Seagate claims that between June 2021 and June 2022, its refurbishment program restored 1.16 million hard drives and solid-state drives for safe reuse. The effort could help reverse the wasteful trend of shredding old drives.
A report from last fall stated that many large tech companies upgrade their digital storage every few years, destroying and recycling millions of perfectly usable drives. The main reason is that they fear the legal ramifications of accidentally reselling storage without properly wiping it, thus exposing user data and damaging consumer trust.

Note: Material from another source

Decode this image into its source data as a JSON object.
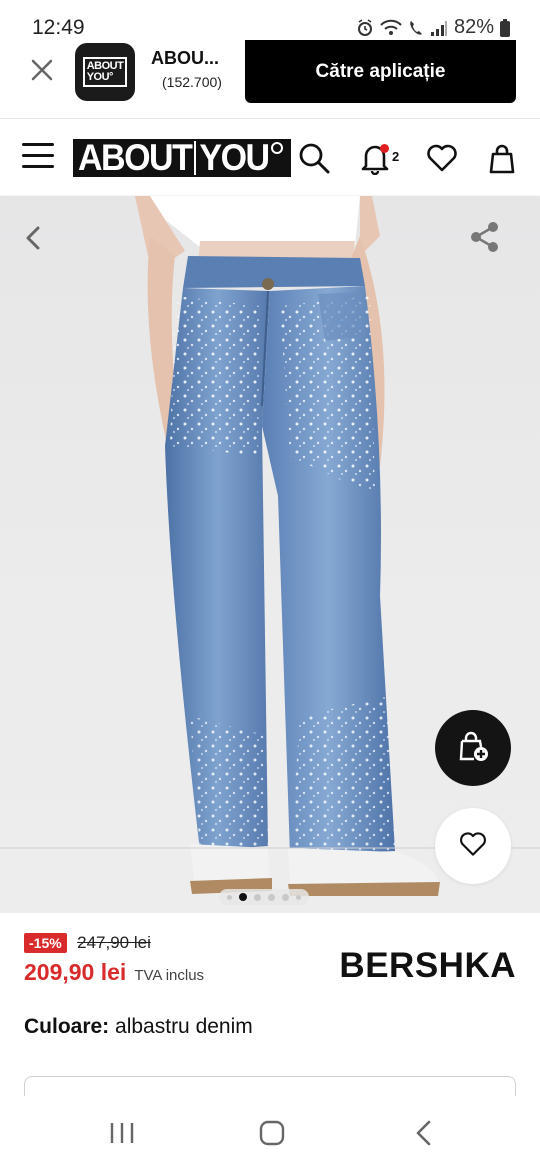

The practice isn't as environmentally friendly as it initially sounds. Recycling breaks down drives and reuses the raw materials to manufacture new devices. The replacement drives are usually more energy-efficient. However, manufacturing new storage contributes far more to emissions than reusing old storage and could expand the use of conflict materials like rare-earth metals.
Seagate isn't alone in its endeavor to preserve drives. The company is a founding member of the Circular Drive Initiative (CDI), a group launched late last year intending to minimize e-waste by promoting storage reuse. Other members of CDI include Western Digital, Micron, Chia, McDonough Innovation, Smart Modular Technologies, Reconext, Solidigm, and Horizon Technology. The Initiative is working on a certification system to approve second-hand and third-hand drives.
Seagate's refurbishment program eliminated an estimated 540 metric tons of e-waste. Although it prefers to reuse drives, the company also launched an external HDD made from 30 percent recycled materials and 100 percent recycled packaging.
Energy use is also a big part of Seagate's report. Four of its seven global manufacturing sites now run entirely on renewable energy from solar panels and contracts that indirectly point to green power sources. The reliability of those contracts is unclear, but Seagate's numbers put it more than halfway toward its 2030 goal of using 100 percent renewable energy. The company plans to be carbon neutral by 2040 but doesn't indicate whether it will get there through carbon offsets (which aren't always trustworthy) or other means.
Check out the full report on Seagate's website for details on saved megawatt hours, diverted waste, reduced emissions, diversity spending, and other statistics.